AT the time of publication it will be still only be July 7 but some readers will have already experienced over 40 degrees Fahrenheit and with no rain yet forecast.
Will we get rain or not? Will we continue to have no or little rain until the autumn, it’s anyone’s guess. For sure the monthly thunderstorms of the early 90’s are a thing of the past and the ‘Gota Frias’ of mid-September are now most likely to be one or two months later.
With a generally mature garden we only started watering the flower garden on the first of June and then only where necessary once a week.
The main thing is that we are coaching roots to search for nutrients and water, not giving it to them on a plate. This way they develop good root systems which will reduce our gardening efforts in the future.
Already the considerable shade we have in the garden from high trees and hedges is invaluable. Deep shade becomes the outdoor workshop as well as the place for lunch, siestas, reading newspapers and books and thinking about the content of newspaper articles and new books.
Apart from going indoors to sleep, the interior of the house is rarely visited and when it is it is a cool below 20 degrees centigrade temperature and the wooden shutters are closed all day to keep the sun out in traditional Spanish style. Once the sun is down shutters and windows can be opened to achieve a night time cooling breeze across the bedroom.
Having come to Spain 25 years ago we became accustomed and acclimatised to living without air conditioning or indeed winter central heating.
We came for the generally liveable climate and did not attempt to establish an expensive electricity driven artificial UK office and home and climates.
Likewise generally we chose plants that caused few summer problems and work.
For those who live in apartments blinds and awnings transform the life for persons, pets, and plants. As explained and illustrated in our book Apartment Gardening Mediterranean Style awnings and blinds make growing of a wide assortment of flowering plants, herbs, fruit and vegetables very possible, indeed easy if you read and take on board the practical advice given.
Lastly dust the sunhat off and wear it when working and wandering around the garden after 10am until sundown. Do most of the essential summer garden work between 6am and 10am plus watering in the evening as the sun goes down. An afternoon siesta will enable you to catch up on sleep and restore energy levels for evening social life.

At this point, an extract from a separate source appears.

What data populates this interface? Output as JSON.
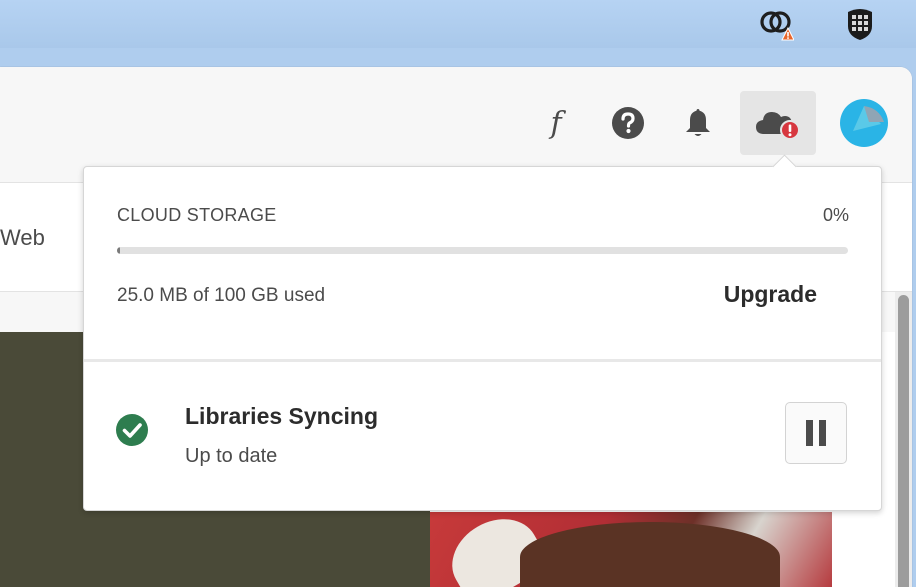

So be prepared to enjoy the Spanish summer. Correctly planned it can be enjoyed without escaping to the unpredictable weather of northern and central Europe.
© Dick Handscombe – www.gardenspain.com